------ Data supplied

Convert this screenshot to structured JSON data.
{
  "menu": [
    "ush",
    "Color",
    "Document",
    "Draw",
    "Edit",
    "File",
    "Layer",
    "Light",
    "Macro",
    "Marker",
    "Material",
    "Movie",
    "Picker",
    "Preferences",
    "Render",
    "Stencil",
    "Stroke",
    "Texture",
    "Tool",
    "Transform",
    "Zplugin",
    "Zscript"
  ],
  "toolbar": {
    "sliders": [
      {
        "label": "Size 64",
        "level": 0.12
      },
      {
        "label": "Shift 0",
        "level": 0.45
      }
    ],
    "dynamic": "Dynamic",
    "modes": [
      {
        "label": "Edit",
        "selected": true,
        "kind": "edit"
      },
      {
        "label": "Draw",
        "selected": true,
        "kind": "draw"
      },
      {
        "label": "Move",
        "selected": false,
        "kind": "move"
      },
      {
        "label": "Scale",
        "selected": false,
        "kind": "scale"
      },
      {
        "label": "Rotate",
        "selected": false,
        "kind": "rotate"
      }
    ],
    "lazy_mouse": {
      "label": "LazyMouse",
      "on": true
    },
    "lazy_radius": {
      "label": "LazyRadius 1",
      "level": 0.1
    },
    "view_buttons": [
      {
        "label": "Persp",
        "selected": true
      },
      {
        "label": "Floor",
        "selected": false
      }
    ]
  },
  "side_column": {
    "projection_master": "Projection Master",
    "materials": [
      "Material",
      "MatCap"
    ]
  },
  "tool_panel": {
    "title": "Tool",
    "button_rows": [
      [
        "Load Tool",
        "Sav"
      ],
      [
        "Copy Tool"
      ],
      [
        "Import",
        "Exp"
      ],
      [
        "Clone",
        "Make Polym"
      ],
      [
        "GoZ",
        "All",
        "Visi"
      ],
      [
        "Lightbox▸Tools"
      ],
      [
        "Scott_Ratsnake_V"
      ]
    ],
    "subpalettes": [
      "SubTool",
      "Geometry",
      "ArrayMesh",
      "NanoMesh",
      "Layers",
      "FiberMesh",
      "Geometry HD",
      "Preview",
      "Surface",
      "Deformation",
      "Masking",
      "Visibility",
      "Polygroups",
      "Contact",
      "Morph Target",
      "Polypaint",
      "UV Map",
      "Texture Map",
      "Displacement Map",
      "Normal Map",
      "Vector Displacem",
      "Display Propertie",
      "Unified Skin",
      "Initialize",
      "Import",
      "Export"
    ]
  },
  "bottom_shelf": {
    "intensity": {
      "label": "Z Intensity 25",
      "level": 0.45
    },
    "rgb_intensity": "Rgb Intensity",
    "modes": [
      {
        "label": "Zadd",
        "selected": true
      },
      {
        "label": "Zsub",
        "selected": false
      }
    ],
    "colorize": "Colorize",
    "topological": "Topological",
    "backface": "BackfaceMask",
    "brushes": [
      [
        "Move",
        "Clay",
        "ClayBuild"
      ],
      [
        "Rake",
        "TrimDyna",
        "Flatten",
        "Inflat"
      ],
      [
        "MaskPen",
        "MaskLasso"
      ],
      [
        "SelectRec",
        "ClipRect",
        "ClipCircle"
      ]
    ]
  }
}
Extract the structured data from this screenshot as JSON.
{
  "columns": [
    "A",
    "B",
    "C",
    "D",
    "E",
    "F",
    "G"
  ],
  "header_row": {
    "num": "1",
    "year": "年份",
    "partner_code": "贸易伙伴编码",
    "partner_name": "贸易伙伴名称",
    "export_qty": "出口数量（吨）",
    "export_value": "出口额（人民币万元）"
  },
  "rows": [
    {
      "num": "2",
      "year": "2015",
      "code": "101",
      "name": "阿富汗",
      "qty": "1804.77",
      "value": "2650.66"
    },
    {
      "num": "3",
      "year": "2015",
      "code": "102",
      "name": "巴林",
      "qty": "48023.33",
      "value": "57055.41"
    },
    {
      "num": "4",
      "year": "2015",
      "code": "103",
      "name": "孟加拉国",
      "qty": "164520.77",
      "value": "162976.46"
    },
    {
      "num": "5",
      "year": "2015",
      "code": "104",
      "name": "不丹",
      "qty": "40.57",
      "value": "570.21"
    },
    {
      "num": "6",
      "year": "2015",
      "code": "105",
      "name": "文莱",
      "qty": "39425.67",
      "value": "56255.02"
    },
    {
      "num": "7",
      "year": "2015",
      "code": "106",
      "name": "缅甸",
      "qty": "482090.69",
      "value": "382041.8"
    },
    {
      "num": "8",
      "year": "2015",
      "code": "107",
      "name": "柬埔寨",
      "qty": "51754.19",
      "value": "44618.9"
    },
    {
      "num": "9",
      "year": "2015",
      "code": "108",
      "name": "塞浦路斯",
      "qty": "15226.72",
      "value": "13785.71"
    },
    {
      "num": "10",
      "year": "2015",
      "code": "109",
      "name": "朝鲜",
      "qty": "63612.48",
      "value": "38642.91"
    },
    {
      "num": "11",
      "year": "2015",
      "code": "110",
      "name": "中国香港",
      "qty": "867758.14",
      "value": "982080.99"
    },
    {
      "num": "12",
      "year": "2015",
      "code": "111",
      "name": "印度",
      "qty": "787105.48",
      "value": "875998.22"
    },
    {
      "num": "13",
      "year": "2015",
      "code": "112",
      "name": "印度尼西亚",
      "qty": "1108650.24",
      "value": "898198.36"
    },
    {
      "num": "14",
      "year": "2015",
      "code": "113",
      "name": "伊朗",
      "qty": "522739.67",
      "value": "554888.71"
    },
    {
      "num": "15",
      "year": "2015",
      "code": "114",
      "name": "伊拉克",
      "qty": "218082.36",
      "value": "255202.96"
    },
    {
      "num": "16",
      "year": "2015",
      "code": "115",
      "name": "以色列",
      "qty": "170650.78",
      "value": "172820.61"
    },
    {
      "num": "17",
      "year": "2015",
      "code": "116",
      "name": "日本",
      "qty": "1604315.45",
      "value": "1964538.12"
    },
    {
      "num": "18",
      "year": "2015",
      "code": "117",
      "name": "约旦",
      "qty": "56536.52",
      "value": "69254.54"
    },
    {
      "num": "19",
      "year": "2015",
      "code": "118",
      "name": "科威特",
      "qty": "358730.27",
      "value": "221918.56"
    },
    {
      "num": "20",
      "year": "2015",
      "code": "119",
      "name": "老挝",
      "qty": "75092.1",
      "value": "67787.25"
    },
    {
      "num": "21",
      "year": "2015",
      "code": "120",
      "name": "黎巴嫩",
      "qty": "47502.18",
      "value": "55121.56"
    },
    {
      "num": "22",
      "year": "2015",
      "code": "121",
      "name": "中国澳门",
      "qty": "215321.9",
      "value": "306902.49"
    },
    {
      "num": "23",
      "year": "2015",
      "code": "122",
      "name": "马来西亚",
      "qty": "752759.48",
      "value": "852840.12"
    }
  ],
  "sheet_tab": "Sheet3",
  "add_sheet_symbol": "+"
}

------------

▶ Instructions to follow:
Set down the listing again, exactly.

▶ Your solution:
Convert this screenshot to structured JSON data.
{
  "menu": [
    "ush",
    "Color",
    "Document",
    "Draw",
    "Edit",
    "File",
    "Layer",
    "Light",
    "Macro",
    "Marker",
    "Material",
    "Movie",
    "Picker",
    "Preferences",
    "Render",
    "Stencil",
    "Stroke",
    "Texture",
    "Tool",
    "Transform",
    "Zplugin",
    "Zscript"
  ],
  "toolbar": {
    "sliders": [
      {
        "label": "Size 64",
        "level": 0.12
      },
      {
        "label": "Shift 0",
        "level": 0.45
      }
    ],
    "dynamic": "Dynamic",
    "modes": [
      {
        "label": "Edit",
        "selected": true,
        "kind": "edit"
      },
      {
        "label": "Draw",
        "selected": true,
        "kind": "draw"
      },
      {
        "label": "Move",
        "selected": false,
        "kind": "move"
      },
      {
        "label": "Scale",
        "selected": false,
        "kind": "scale"
      },
      {
        "label": "Rotate",
        "selected": false,
        "kind": "rotate"
      }
    ],
    "lazy_mouse": {
      "label": "LazyMouse",
      "on": true
    },
    "lazy_radius": {
      "label": "LazyRadius 1",
      "level": 0.1
    },
    "view_buttons": [
      {
        "label": "Persp",
        "selected": true
      },
      {
        "label": "Floor",
        "selected": false
      }
    ]
  },
  "side_column": {
    "projection_master": "Projection Master",
    "materials": [
      "Material",
      "MatCap"
    ]
  },
  "tool_panel": {
    "title": "Tool",
    "button_rows": [
      [
        "Load Tool",
        "Sav"
      ],
      [
        "Copy Tool"
      ],
      [
        "Import",
        "Exp"
      ],
      [
        "Clone",
        "Make Polym"
      ],
      [
        "GoZ",
        "All",
        "Visi"
      ],
      [
        "Lightbox▸Tools"
      ],
      [
        "Scott_Ratsnake_V"
      ]
    ],
    "subpalettes": [
      "SubTool",
      "Geometry",
      "ArrayMesh",
      "NanoMesh",
      "Layers",
      "FiberMesh",
      "Geometry HD",
      "Preview",
      "Surface",
      "Deformation",
      "Masking",
      "Visibility",
      "Polygroups",
      "Contact",
      "Morph Target",
      "Polypaint",
      "UV Map",
      "Texture Map",
      "Displacement Map",
      "Normal Map",
      "Vector Displacem",
      "Display Propertie",
      "Unified Skin",
      "Initialize",
      "Import",
      "Export"
    ]
  },
  "bottom_shelf": {
    "intensity": {
      "label": "Z Intensity 25",
      "level": 0.45
    },
    "rgb_intensity": "Rgb Intensity",
    "modes": [
      {
        "label": "Zadd",
        "selected": true
      },
      {
        "label": "Zsub",
        "selected": false
      }
    ],
    "colorize": "Colorize",
    "topological": "Topological",
    "backface": "BackfaceMask",
    "brushes": [
      [
        "Move",
        "Clay",
        "ClayBuild"
      ],
      [
        "Rake",
        "TrimDyna",
        "Flatten",
        "Inflat"
      ],
      [
        "MaskPen",
        "MaskLasso"
      ],
      [
        "SelectRec",
        "ClipRect",
        "ClipCircle"
      ]
    ]
  }
}
Extract the structured data from this screenshot as JSON.
{
  "columns": [
    "A",
    "B",
    "C",
    "D",
    "E",
    "F",
    "G"
  ],
  "header_row": {
    "num": "1",
    "year": "年份",
    "partner_code": "贸易伙伴编码",
    "partner_name": "贸易伙伴名称",
    "export_qty": "出口数量（吨）",
    "export_value": "出口额（人民币万元）"
  },
  "rows": [
    {
      "num": "2",
      "year": "2015",
      "code": "101",
      "name": "阿富汗",
      "qty": "1804.77",
      "value": "2650.66"
    },
    {
      "num": "3",
      "year": "2015",
      "code": "102",
      "name": "巴林",
      "qty": "48023.33",
      "value": "57055.41"
    },
    {
      "num": "4",
      "year": "2015",
      "code": "103",
      "name": "孟加拉国",
      "qty": "164520.77",
      "value": "162976.46"
    },
    {
      "num": "5",
      "year": "2015",
      "code": "104",
      "name": "不丹",
      "qty": "40.57",
      "value": "570.21"
    },
    {
      "num": "6",
      "year": "2015",
      "code": "105",
      "name": "文莱",
      "qty": "39425.67",
      "value": "56255.02"
    },
    {
      "num": "7",
      "year": "2015",
      "code": "106",
      "name": "缅甸",
      "qty": "482090.69",
      "value": "382041.8"
    },
    {
      "num": "8",
      "year": "2015",
      "code": "107",
      "name": "柬埔寨",
      "qty": "51754.19",
      "value": "44618.9"
    },
    {
      "num": "9",
      "year": "2015",
      "code": "108",
      "name": "塞浦路斯",
      "qty": "15226.72",
      "value": "13785.71"
    },
    {
      "num": "10",
      "year": "2015",
      "code": "109",
      "name": "朝鲜",
      "qty": "63612.48",
      "value": "38642.91"
    },
    {
      "num": "11",
      "year": "2015",
      "code": "110",
      "name": "中国香港",
      "qty": "867758.14",
      "value": "982080.99"
    },
    {
      "num": "12",
      "year": "2015",
      "code": "111",
      "name": "印度",
      "qty": "787105.48",
      "value": "875998.22"
    },
    {
      "num": "13",
      "year": "2015",
      "code": "112",
      "name": "印度尼西亚",
      "qty": "1108650.24",
      "value": "898198.36"
    },
    {
      "num": "14",
      "year": "2015",
      "code": "113",
      "name": "伊朗",
      "qty": "522739.67",
      "value": "554888.71"
    },
    {
      "num": "15",
      "year": "2015",
      "code": "114",
      "name": "伊拉克",
      "qty": "218082.36",
      "value": "255202.96"
    },
    {
      "num": "16",
      "year": "2015",
      "code": "115",
      "name": "以色列",
      "qty": "170650.78",
      "value": "172820.61"
    },
    {
      "num": "17",
      "year": "2015",
      "code": "116",
      "name": "日本",
      "qty": "1604315.45",
      "value": "1964538.12"
    },
    {
      "num": "18",
      "year": "2015",
      "code": "117",
      "name": "约旦",
      "qty": "56536.52",
      "value": "69254.54"
    },
    {
      "num": "19",
      "year": "2015",
      "code": "118",
      "name": "科威特",
      "qty": "358730.27",
      "value": "221918.56"
    },
    {
      "num": "20",
      "year": "2015",
      "code": "119",
      "name": "老挝",
      "qty": "75092.1",
      "value": "67787.25"
    },
    {
      "num": "21",
      "year": "2015",
      "code": "120",
      "name": "黎巴嫩",
      "qty": "47502.18",
      "value": "55121.56"
    },
    {
      "num": "22",
      "year": "2015",
      "code": "121",
      "name": "中国澳门",
      "qty": "215321.9",
      "value": "306902.49"
    },
    {
      "num": "23",
      "year": "2015",
      "code": "122",
      "name": "马来西亚",
      "qty": "752759.48",
      "value": "852840.12"
    }
  ],
  "sheet_tab": "Sheet3",
  "add_sheet_symbol": "+"
}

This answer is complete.